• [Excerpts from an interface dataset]
-=-=-=-=-

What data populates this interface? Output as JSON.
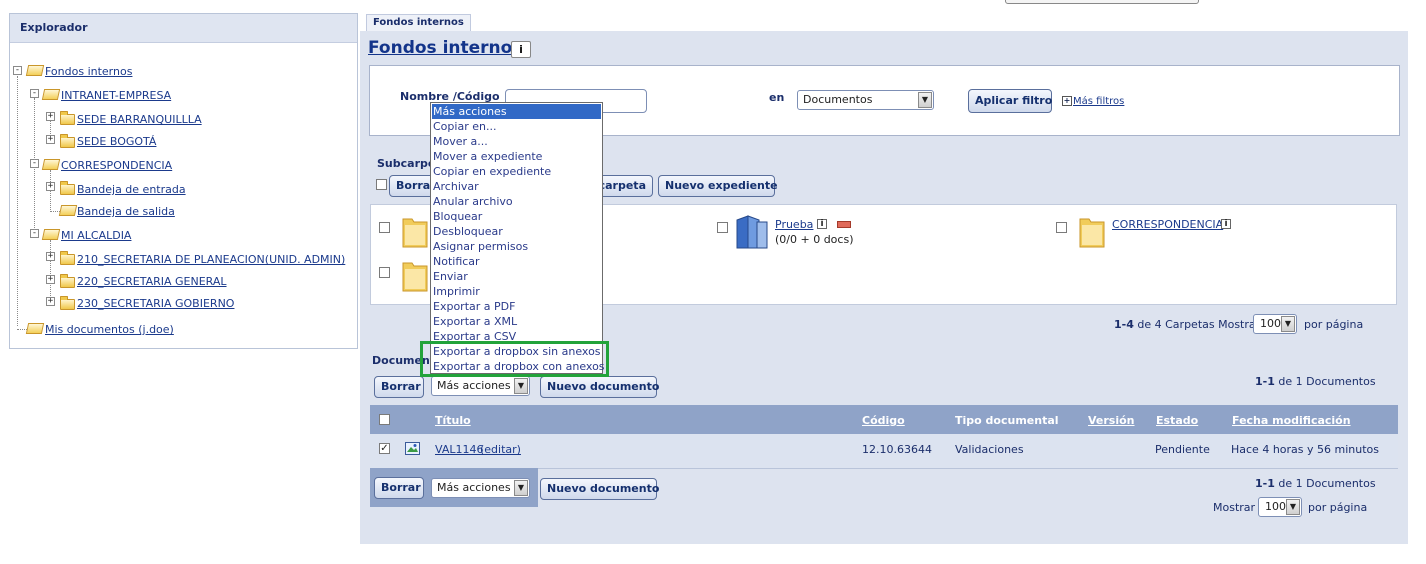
{
  "explorer": {
    "title": "Explorador",
    "tree": [
      {
        "label": "Fondos internos"
      },
      {
        "label": "INTRANET-EMPRESA"
      },
      {
        "label": "SEDE BARRANQUILLLA"
      },
      {
        "label": "SEDE BOGOTÁ"
      },
      {
        "label": "CORRESPONDENCIA"
      },
      {
        "label": "Bandeja de entrada"
      },
      {
        "label": "Bandeja de salida"
      },
      {
        "label": "MI ALCALDIA"
      },
      {
        "label": "210_SECRETARIA DE PLANEACION(UNID. ADMIN)"
      },
      {
        "label": "220_SECRETARIA GENERAL"
      },
      {
        "label": "230_SECRETARIA GOBIERNO"
      },
      {
        "label": "Mis documentos (j.doe)"
      }
    ]
  },
  "tab": {
    "label": "Fondos internos"
  },
  "page": {
    "title": "Fondos internos",
    "info_icon": "i"
  },
  "filter": {
    "name_label": "Nombre /Código",
    "name_value": "",
    "en_label": "en",
    "en_value": "Documentos",
    "apply_label": "Aplicar filtro",
    "more_toggle": "+",
    "more_label": "Más filtros"
  },
  "subfolders": {
    "label": "Subcarpe",
    "delete_label": "Borrar",
    "new_folder_label": "carpeta",
    "new_expediente_label": "Nuevo expediente",
    "items": [
      {
        "name": "Prueba",
        "info_icon": "i",
        "detail": "(0/0 + 0 docs)"
      },
      {
        "name": "CORRESPONDENCIA",
        "info_icon": "i"
      }
    ],
    "pagination": {
      "range": "1-4",
      "of": "de",
      "total": "4",
      "unit": "Carpetas",
      "show_label": "Mostrar",
      "per_page": "100",
      "per_page_label": "por página"
    }
  },
  "documents": {
    "label": "Document",
    "delete_label": "Borrar",
    "actions_label": "Más acciones",
    "new_doc_label": "Nuevo documento",
    "pagination": {
      "range": "1-1",
      "of": "de",
      "total": "1",
      "unit": "Documentos",
      "show_label": "Mostrar",
      "per_page": "100",
      "per_page_label": "por página"
    },
    "columns": [
      "Título",
      "Código",
      "Tipo documental",
      "Versión",
      "Estado",
      "Fecha modificación"
    ],
    "rows": [
      {
        "title": "VAL1146",
        "edit": "(editar)",
        "code": "12.10.63644",
        "type": "Validaciones",
        "version": "",
        "status": "Pendiente",
        "modified": "Hace 4 horas y 56 minutos",
        "checked": true
      }
    ]
  },
  "menu": {
    "items": [
      "Más acciones",
      "Copiar en...",
      "Mover a...",
      "Mover a expediente",
      "Copiar en expediente",
      "Archivar",
      "Anular archivo",
      "Bloquear",
      "Desbloquear",
      "Asignar permisos",
      "Notificar",
      "Enviar",
      "Imprimir",
      "Exportar a PDF",
      "Exportar a XML",
      "Exportar a CSV",
      "Exportar a dropbox sin anexos",
      "Exportar a dropbox con anexos"
    ],
    "highlight_color": "#22a33a",
    "active_color": "#3169c6"
  },
  "colors": {
    "panel_bg": "#dde3ef",
    "header_bg": "#8fa3c8",
    "title": "#13348a"
  }
}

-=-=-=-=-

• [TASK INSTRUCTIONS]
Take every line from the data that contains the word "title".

• [PROBLEM SOLUTION]
    "title": "Explorador",
    "title": "Fondos internos",
        "title": "VAL1146",
    "title": "#13348a"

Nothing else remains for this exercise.